__EXERCISE BRIEF__
Which of the lines below hold the word "icon"? Pull each of them out.

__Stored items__
<<<<

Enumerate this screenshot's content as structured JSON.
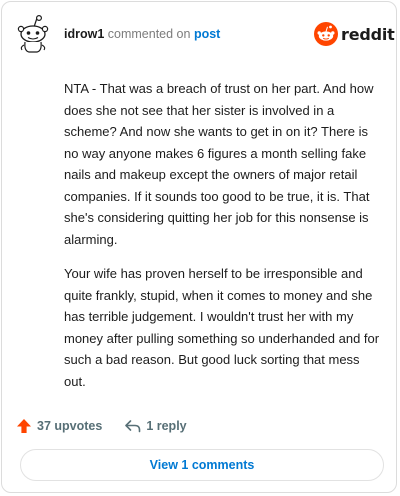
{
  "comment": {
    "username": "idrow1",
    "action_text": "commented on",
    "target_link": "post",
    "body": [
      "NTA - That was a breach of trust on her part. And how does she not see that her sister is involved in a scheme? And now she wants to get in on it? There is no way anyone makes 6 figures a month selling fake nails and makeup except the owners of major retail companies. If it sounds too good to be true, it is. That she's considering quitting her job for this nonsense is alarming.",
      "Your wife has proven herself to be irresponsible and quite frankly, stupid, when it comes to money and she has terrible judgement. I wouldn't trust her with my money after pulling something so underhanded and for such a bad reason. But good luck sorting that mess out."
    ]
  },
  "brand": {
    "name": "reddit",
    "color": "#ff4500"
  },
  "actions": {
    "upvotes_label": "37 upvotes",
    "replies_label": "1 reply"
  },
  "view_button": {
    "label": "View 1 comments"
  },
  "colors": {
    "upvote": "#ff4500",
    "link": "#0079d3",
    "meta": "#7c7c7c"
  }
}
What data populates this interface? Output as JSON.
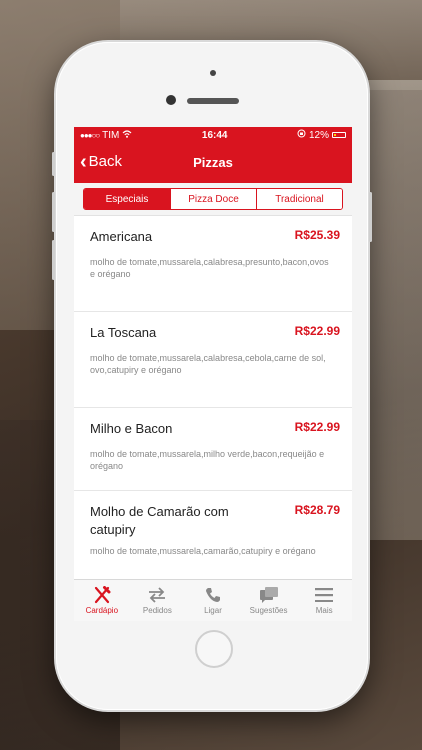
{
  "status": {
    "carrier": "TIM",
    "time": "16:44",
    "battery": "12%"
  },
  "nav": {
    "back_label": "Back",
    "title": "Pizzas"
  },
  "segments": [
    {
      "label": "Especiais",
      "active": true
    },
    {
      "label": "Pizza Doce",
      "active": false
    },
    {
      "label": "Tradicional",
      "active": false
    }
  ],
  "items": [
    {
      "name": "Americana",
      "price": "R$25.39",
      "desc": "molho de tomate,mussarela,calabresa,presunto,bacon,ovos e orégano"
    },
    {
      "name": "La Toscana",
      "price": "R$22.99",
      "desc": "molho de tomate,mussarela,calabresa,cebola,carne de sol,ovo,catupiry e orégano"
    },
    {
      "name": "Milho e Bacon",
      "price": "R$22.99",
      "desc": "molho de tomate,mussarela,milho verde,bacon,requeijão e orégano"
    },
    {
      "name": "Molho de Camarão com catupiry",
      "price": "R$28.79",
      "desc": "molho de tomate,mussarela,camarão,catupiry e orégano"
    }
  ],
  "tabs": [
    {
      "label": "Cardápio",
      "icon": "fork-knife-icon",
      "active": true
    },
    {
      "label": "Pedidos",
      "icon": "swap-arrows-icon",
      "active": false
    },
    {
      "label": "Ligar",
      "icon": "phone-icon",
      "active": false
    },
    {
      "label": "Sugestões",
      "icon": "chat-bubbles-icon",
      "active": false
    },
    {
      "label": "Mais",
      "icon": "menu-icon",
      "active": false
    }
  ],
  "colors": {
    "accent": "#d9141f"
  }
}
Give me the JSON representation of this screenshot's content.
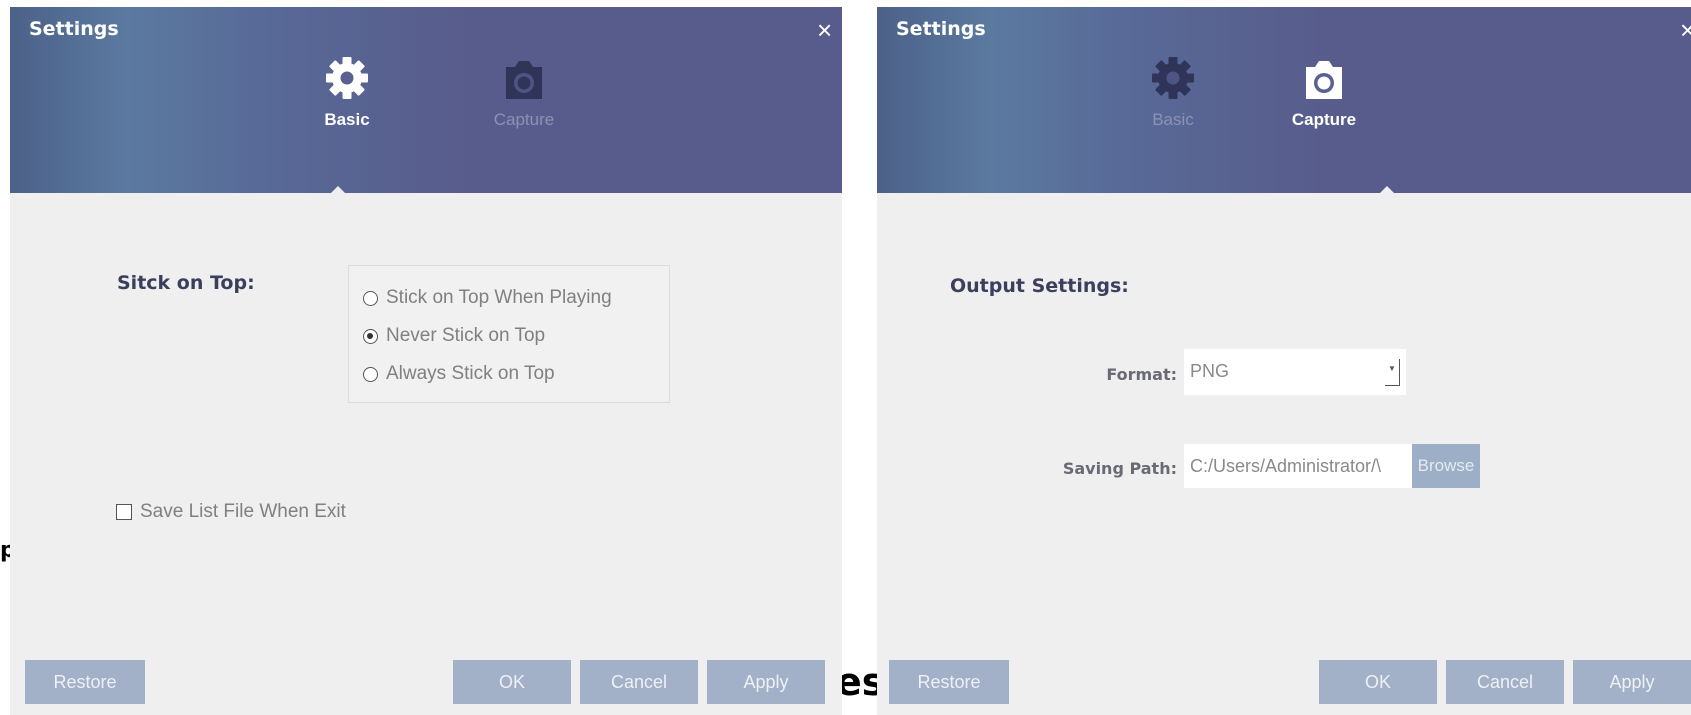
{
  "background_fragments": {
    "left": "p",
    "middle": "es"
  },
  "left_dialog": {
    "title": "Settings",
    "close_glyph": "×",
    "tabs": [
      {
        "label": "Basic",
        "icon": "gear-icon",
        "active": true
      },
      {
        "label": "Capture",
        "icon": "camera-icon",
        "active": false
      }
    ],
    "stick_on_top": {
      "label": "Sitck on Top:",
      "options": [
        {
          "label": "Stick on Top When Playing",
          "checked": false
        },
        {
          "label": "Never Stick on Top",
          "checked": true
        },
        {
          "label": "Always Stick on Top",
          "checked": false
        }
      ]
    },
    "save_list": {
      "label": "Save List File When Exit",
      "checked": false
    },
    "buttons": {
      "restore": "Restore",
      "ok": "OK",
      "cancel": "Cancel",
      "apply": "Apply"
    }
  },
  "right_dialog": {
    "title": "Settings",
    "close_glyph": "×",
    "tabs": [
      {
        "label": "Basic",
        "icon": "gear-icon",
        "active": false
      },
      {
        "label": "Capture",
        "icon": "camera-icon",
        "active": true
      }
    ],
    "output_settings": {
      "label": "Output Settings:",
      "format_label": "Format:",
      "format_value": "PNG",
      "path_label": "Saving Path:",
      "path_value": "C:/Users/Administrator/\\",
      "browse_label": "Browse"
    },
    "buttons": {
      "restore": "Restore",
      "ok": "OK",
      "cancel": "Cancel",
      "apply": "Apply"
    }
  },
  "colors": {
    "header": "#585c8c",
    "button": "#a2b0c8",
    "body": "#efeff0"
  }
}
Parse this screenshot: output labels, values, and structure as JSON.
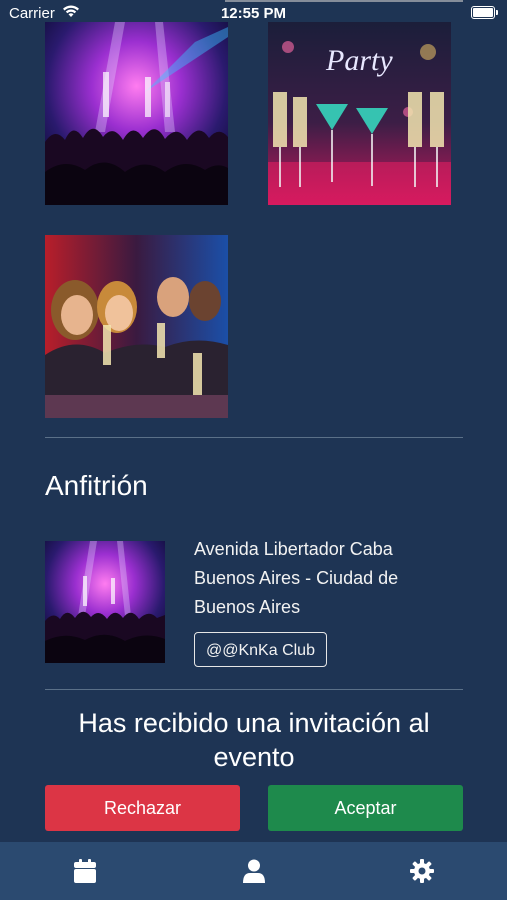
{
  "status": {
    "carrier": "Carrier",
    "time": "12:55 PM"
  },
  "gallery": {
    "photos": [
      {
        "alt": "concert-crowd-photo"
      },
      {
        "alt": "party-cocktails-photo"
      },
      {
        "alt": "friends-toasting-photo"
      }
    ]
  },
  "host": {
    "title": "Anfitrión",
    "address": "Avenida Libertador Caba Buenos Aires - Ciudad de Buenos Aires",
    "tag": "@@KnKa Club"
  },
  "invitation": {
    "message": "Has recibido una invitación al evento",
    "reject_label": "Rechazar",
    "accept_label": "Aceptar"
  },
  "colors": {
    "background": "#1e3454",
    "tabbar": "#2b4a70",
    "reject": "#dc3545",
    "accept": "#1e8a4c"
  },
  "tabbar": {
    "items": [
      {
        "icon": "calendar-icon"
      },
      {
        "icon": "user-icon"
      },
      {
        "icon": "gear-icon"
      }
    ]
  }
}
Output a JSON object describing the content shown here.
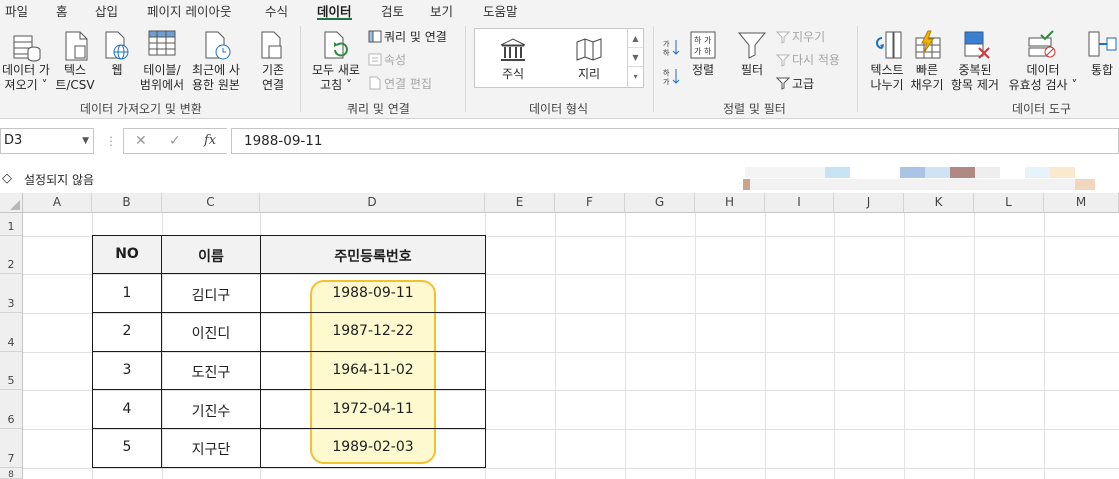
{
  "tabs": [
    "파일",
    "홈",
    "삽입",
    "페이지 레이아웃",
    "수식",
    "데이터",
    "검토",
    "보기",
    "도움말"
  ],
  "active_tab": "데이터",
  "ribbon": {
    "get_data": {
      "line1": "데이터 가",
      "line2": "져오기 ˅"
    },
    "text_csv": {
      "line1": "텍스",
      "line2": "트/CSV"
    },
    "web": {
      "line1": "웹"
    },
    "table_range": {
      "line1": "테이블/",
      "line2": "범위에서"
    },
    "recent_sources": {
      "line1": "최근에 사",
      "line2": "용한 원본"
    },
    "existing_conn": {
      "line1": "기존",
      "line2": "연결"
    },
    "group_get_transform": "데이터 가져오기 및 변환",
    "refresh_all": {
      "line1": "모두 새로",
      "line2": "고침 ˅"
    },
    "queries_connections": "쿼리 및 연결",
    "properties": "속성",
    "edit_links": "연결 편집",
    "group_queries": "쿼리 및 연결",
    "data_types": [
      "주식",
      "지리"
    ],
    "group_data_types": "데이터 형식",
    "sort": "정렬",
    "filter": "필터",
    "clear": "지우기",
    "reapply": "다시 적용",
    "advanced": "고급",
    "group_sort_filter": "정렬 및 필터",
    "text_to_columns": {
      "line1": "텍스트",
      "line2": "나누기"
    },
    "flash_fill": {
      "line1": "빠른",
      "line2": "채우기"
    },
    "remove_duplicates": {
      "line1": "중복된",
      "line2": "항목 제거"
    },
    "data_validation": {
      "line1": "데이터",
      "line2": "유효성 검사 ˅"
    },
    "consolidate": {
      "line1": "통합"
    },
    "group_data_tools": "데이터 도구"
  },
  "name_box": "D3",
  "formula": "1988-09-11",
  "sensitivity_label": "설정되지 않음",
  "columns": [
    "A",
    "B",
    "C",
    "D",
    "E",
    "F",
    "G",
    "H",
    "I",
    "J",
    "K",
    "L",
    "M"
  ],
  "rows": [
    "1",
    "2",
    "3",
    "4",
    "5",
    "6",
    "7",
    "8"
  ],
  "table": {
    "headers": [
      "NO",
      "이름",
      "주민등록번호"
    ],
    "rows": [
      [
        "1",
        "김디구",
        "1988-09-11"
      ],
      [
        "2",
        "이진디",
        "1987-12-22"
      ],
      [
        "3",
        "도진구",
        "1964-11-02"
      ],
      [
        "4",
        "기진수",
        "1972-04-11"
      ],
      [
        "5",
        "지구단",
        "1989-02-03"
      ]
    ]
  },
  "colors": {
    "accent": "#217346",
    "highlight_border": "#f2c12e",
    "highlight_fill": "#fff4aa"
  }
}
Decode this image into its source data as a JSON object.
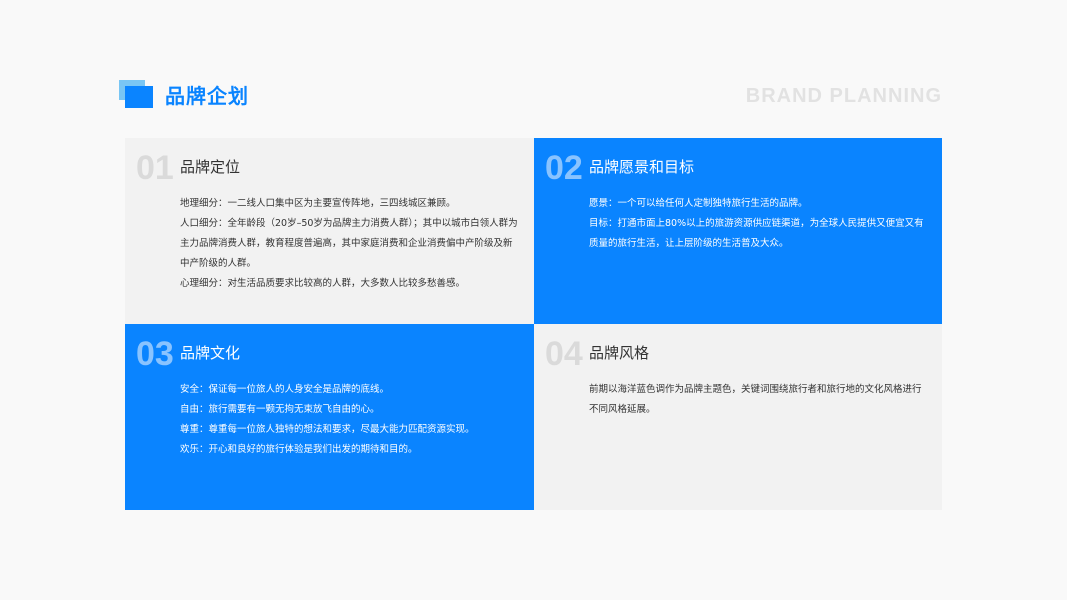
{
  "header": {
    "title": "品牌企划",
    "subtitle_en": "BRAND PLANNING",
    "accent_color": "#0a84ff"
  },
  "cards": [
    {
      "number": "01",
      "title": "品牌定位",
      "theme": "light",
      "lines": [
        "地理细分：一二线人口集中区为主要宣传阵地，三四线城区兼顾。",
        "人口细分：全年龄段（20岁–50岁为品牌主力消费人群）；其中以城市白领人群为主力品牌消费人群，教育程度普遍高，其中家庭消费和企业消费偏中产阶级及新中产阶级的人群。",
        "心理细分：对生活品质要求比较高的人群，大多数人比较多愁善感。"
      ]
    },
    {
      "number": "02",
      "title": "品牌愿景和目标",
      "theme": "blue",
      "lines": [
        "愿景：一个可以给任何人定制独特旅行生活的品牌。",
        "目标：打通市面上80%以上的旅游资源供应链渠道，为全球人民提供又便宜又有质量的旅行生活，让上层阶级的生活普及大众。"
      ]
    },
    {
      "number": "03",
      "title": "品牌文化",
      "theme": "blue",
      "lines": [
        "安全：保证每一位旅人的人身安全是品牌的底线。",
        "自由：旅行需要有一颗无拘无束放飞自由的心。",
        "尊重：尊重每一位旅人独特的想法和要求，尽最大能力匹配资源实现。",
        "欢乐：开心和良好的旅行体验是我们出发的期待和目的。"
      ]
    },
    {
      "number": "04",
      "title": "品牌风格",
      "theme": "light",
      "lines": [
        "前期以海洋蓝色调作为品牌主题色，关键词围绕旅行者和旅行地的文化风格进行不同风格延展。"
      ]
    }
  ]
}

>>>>

__YOUR SOLUTION__
      "icon": "fork-knife-icon",
      "icon": "swap-arrows-icon",
      "icon": "phone-icon",
      "icon": "chat-bubbles-icon",
      "icon": "menu-icon",
        "icon": "gear-icon",
        "icon": "camera-icon",
        "icon": "gear-icon",
        "icon": "camera-icon",
        "icon": "calendar-icon"
        "icon": "user-icon"
        "icon": "gear-icon"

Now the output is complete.